When you go on a trip you have been dreaming of for a long time or even for a short holiday in the countryside or at sea, you don’t want to get the contents of your camera bag wrong.
An unsuitable bag, a missing lens, bulky equipment: who has never experienced these unpleasant situations?
All photographers (even the pros) have to chose between what they want to bring and what they need to bring. Here are some tips to help you prepare your stuff the best way possible.
1 – Choose your camera bag
Before we discuss equipment, let’s take a quick look at the choice of bag will carry your belongings in. Never forget: having a good photo bag is very important! For reasons of comfort, convenience and even safety! Of course, if you decide to leave with the bare minimum, namely a smartphone or a small compact camera, a pocket, a purse or a small briefcase will do. But for those who intend to bring out the “big guns”, with camera(s) and lens(s), I insist on the importance of the quality of the bag you intend to bring.
For the durability of your back, forget shoulder bags and prefer a real backpack with two real wide straps. Be careful, some designs are better padded than others, which will have the advantage of not ” cutting ” your shoulders, even during long walks. Many designs also incorporate an abdominal strap to secure the entire thing to the body.
“[…] the size of your bag will simply depend on the amount of equipment you are used to bring with you on your trip […]”
In terms of practicality, here too, the bags are very ingenious: modular interiors, more or less rapid access to the camera, waterproof protective cover (very handy in case of rain), and reverse opening compared to a conventional backpack. So when the bag is on you, no one can access its contents.
Finally, the size of your bag will simply depend on the amount of equipment you are used to bring with you on your trip. Before making your choice, consult the references of the bag you are interested in, these very often mention the type of camera and the number of lenses they can contain.
On the field, to avoid back pain, I advise you to put your photo bag on the ground close to you while you take your photos. In this case, a backpack placed on the ground that opens from the front is very convenient because it allows immediate access to all the equipment!
2 – Which camera should you bring?
Well, the same as usual! Choosing the right camera shouldn’t be your first worry. The important thing is to leave with a tool you know. Many photographers are tempted to invest in a new camera just before a big start.
“If the desire to invest in a new camera is strong, try to do it early enough, in order to get the “beast” in hand before your trip.”
This strategy is not necessarily the right one: you will find yourself in the field with a camera that you have little or no control over, and you will have many other things to do during your stay than to go through the instructions for your new camera. If the desire to invest in a new camera is strong, try to do it early enough, in order to take the “beast” in hand before your trip.
3 – Which lenses should you bring?
This is where the puzzle begins. A trip is often a destination you only see once in a lifetime! No way to miss anything and the passionate photographer can quickly find himself with five or six lenses, two cameras, a tripod, a flash and a multitude of accessories.
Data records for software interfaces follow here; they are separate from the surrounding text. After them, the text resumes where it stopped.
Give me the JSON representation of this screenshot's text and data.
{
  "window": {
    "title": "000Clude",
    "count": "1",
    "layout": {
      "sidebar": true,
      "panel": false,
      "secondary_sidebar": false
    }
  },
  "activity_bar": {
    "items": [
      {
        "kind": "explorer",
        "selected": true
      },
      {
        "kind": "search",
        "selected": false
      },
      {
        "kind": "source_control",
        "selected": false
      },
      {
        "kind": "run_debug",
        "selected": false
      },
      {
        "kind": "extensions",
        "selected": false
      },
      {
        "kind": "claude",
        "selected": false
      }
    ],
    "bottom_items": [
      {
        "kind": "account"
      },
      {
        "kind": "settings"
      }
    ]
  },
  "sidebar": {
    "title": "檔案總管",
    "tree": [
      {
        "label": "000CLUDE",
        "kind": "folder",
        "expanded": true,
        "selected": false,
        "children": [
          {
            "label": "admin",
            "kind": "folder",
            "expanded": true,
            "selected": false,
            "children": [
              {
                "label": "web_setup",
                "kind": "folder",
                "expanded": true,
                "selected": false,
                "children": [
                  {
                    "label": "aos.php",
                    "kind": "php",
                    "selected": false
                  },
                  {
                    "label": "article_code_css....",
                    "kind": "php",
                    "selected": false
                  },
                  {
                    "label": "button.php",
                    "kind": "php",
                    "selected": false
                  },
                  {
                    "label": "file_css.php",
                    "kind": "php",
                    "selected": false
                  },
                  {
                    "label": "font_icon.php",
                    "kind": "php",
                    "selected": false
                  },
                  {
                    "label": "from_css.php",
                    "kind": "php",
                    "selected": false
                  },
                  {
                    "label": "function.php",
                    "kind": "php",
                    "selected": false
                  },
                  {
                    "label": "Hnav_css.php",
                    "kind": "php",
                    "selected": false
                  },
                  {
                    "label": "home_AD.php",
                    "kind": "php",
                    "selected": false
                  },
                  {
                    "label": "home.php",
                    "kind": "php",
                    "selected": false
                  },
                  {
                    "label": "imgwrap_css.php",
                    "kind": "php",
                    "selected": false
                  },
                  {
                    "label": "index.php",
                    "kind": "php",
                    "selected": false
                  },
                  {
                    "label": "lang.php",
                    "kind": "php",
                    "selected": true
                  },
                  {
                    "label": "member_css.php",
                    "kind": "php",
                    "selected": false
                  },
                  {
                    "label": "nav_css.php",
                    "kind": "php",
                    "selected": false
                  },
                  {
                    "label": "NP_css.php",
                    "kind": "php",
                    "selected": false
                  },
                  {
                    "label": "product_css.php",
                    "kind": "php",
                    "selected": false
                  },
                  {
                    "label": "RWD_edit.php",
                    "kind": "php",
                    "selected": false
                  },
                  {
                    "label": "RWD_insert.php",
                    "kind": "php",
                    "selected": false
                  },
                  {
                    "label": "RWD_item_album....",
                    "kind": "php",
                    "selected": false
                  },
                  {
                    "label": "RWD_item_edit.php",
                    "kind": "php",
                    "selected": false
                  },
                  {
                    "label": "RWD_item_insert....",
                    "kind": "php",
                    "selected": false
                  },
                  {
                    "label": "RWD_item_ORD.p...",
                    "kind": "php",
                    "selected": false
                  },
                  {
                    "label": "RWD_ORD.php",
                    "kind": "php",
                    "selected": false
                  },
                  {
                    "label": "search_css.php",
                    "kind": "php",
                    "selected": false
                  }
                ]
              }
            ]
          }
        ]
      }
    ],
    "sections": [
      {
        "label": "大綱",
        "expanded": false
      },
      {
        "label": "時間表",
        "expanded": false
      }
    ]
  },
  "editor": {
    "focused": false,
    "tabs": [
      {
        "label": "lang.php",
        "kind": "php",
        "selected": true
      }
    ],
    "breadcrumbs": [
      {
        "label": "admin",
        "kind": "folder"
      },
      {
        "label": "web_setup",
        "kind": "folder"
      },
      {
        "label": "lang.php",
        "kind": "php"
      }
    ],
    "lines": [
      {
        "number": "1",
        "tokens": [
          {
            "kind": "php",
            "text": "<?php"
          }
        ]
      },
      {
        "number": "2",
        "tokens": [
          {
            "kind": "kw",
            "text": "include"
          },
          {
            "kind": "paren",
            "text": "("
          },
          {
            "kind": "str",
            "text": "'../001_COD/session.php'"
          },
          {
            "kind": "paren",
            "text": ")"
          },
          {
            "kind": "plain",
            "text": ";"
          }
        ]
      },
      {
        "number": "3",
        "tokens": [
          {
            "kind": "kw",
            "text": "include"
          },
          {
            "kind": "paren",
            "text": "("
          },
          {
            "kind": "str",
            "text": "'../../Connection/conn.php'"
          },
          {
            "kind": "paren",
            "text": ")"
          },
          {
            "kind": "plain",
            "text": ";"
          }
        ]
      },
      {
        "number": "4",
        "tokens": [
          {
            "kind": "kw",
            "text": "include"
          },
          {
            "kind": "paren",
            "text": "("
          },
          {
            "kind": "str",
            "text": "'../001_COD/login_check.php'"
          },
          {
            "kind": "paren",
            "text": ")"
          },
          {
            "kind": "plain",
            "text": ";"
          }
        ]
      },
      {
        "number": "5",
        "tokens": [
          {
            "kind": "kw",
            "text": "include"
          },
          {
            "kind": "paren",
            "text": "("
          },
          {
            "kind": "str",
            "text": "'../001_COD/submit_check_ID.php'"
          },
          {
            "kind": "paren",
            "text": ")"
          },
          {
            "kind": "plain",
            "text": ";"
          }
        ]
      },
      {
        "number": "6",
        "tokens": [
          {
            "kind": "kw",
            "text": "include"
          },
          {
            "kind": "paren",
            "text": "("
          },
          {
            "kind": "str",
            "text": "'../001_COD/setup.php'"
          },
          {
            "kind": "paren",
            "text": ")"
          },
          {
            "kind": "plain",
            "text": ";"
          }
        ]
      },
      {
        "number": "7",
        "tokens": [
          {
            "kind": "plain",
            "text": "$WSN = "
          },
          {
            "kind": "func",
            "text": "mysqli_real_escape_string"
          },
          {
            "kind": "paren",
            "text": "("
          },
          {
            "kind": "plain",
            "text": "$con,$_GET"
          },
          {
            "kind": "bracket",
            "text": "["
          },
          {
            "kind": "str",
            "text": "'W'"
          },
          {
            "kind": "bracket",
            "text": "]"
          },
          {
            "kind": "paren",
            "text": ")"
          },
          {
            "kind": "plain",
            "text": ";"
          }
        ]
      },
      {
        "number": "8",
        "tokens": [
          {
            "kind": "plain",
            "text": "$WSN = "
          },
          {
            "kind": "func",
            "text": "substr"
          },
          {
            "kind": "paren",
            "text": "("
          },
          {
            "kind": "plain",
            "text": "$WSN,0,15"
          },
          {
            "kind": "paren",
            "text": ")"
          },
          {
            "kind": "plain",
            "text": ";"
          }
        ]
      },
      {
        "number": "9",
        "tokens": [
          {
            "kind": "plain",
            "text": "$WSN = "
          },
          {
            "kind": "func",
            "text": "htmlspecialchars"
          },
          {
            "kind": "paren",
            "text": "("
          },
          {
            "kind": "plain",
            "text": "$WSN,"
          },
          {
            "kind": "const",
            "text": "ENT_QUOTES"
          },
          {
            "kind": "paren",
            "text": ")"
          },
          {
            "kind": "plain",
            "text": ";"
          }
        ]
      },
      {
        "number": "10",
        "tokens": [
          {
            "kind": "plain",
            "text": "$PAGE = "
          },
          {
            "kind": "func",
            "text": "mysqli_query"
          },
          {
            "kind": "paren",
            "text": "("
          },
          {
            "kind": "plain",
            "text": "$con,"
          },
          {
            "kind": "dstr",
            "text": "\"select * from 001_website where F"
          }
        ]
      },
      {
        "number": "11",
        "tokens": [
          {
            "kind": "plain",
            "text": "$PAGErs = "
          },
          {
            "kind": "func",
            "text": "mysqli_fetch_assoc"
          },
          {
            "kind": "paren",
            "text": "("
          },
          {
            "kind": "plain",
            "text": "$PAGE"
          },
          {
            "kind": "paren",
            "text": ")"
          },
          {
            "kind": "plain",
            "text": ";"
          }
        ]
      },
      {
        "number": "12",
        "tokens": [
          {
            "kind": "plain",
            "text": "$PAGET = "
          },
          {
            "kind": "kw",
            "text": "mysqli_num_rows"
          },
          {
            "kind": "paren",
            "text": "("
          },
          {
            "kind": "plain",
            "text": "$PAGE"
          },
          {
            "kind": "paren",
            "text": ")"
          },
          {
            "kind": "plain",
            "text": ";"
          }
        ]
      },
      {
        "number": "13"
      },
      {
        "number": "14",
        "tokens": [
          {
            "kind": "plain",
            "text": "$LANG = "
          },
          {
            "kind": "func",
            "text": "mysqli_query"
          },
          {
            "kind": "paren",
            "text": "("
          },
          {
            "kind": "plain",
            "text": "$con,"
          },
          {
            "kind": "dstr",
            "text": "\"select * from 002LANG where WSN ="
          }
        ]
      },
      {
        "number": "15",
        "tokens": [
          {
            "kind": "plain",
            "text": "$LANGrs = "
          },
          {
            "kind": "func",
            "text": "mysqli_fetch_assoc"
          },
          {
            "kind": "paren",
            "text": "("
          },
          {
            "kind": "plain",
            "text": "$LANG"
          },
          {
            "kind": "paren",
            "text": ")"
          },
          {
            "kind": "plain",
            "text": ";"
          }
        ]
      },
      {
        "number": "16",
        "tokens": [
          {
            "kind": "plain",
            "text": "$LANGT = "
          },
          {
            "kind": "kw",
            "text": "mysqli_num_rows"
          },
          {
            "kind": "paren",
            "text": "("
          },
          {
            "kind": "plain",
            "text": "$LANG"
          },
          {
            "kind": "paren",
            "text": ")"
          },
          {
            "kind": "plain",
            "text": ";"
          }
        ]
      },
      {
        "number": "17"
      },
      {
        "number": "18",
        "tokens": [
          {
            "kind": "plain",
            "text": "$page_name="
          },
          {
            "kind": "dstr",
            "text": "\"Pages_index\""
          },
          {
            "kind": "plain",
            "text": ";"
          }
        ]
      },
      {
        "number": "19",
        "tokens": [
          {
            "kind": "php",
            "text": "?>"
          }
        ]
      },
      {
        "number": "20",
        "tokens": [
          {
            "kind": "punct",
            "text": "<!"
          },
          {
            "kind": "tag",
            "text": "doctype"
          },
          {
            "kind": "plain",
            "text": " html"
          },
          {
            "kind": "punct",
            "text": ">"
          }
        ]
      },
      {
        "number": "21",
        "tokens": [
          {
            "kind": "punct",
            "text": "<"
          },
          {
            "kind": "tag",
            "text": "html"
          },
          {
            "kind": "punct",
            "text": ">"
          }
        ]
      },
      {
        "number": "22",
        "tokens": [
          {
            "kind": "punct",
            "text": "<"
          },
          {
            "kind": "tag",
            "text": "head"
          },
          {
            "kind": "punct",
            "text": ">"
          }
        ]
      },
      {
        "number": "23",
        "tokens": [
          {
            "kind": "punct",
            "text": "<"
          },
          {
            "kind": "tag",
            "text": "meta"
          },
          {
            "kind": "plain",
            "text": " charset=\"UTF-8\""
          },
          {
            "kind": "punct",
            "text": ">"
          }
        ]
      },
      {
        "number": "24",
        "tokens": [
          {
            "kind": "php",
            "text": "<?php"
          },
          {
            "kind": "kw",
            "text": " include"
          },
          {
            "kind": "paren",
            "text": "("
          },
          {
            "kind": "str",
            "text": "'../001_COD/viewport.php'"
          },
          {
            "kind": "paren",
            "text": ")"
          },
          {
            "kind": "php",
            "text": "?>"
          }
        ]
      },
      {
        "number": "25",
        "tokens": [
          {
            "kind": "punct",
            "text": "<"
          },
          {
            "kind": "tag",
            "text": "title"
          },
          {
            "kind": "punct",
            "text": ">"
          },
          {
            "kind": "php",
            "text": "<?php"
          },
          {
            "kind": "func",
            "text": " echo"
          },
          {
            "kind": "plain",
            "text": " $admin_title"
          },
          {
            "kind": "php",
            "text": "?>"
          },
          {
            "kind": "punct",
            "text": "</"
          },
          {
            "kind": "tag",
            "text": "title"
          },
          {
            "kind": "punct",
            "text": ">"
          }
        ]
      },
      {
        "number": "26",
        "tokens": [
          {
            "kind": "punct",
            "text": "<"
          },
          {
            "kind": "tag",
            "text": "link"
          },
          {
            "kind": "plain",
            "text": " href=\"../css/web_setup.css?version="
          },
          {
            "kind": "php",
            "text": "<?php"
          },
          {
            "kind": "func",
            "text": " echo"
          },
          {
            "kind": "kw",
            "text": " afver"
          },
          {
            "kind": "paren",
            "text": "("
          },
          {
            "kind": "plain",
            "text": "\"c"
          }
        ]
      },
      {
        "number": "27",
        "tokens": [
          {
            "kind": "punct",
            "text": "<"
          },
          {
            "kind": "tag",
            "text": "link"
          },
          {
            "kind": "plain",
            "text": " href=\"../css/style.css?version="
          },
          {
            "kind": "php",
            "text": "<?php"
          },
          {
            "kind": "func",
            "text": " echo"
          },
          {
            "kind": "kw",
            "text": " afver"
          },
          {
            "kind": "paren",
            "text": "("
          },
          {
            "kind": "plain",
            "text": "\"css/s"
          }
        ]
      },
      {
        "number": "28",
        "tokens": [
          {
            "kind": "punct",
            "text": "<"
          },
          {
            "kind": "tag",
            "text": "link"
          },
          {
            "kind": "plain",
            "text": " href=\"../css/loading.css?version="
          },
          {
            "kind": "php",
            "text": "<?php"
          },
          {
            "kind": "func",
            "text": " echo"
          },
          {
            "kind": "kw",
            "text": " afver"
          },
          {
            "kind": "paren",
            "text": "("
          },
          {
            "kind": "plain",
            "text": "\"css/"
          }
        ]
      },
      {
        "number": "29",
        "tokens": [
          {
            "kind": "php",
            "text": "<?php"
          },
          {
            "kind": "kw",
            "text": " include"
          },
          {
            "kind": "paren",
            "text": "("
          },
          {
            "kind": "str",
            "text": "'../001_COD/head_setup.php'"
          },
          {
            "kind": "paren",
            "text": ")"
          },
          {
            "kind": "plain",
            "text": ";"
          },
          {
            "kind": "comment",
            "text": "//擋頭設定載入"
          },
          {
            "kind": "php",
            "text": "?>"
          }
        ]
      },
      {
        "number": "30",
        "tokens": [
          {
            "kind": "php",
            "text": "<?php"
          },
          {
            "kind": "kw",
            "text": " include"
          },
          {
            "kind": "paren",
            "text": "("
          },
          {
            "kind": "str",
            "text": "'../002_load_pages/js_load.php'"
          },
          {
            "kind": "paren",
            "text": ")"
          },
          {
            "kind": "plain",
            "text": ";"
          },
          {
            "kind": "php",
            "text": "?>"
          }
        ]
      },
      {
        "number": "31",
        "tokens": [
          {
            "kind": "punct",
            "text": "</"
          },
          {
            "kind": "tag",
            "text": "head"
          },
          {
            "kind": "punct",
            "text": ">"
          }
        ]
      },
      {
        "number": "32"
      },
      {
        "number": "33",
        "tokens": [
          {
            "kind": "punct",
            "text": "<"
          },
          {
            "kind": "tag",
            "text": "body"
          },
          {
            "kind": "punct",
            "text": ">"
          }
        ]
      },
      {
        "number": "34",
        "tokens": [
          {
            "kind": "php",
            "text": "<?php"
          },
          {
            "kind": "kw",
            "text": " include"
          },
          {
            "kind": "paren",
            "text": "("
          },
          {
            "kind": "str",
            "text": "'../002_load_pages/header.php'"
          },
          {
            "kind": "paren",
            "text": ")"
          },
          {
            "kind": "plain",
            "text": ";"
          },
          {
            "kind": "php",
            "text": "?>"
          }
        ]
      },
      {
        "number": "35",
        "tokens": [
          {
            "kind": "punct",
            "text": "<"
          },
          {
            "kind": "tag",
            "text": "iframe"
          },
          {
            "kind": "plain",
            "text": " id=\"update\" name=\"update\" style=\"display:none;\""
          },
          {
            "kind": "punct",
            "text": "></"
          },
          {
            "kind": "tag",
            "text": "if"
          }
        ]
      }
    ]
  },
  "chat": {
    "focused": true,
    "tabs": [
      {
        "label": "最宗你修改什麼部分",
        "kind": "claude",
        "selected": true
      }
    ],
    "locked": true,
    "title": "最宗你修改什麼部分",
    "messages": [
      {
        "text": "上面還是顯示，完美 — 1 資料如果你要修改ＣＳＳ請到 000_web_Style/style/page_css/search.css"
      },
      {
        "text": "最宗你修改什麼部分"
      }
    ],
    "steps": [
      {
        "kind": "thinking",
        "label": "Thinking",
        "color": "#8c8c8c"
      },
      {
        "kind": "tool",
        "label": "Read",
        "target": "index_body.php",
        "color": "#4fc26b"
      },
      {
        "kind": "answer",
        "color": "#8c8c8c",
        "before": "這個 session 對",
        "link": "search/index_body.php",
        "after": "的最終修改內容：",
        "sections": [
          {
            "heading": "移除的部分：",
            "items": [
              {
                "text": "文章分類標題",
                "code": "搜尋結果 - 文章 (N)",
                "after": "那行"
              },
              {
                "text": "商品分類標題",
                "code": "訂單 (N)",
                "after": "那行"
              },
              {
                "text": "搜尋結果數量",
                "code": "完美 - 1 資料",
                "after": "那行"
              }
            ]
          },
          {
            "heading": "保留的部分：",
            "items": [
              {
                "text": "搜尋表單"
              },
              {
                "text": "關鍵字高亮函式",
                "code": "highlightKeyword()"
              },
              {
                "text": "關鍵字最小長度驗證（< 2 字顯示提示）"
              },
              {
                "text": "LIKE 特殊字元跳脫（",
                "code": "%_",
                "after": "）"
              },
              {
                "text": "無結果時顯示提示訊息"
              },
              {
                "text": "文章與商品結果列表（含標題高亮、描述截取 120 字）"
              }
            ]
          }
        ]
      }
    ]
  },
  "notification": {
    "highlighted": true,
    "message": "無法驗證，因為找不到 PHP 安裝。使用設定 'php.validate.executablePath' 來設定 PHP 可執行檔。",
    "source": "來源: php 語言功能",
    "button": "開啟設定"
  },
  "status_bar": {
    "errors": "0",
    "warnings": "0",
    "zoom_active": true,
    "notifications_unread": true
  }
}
All weighing 15 to 20 kilos. Needless to say, if your stay involves many trips, the pleasure of photographing can turn into fatigue with so many things to carry.
“Then, ask yourself the right questions.”
Then, ask yourself the right questions. Do you really need all these lenses? Make a choice. How? Start by removing duplicate lenses, i.e. lenses with overlapping focal lengths. Then find out about your destination and the types of photos you plan on taking: landscapes, portraits, animals, etc. And select your lenses accordingly. The important thing, you will have understood, is to be able to equip yourself with lenses that will allow you to face the majority of situations, without cluttering you up.
Here is an example of the “typical” equipment for a person who likes to take landscape photos as well as life scenes and portraits :
- A wide angle that will be used mainly for landscapes.
- A fixed focal length lens for the portrait, and especially for the optical qualities of such a tool: these are often very bright allowing you to photograph in almost any conditions.
- A versatile zoom, which will surely be the lens most often mounted on the body, to be able to quickly face many situations.
Generally speaking, on a trip, 80% of images are taken in the range 24-200 mm (including a 24-70 and a 70-200 mm for example). It may be interesting to have a slightly wider angle (starting at 18 mm).
4 – Don’t forget the accessories!
Filters, spare batteries, battery charger, memory cards and maybe a laptop, don’t miss the accessories that will allow you to photograph without restraint during your trip. There’s nothing more awful than running out of battery in the middle of the day, or having to delete a memory card full of photos taken the day before so you can take new ones the next day.
To go further…
And what do you do when you fly? If possible, you keep all your equipment with you in the cabin. If your equipment is really too bulky to go in the cabin, you should know that there are special boxes to transport your equipment safely. In any case, the batteries and especially the memory cards with your pictures always with you in the cabin and especially not in the hold.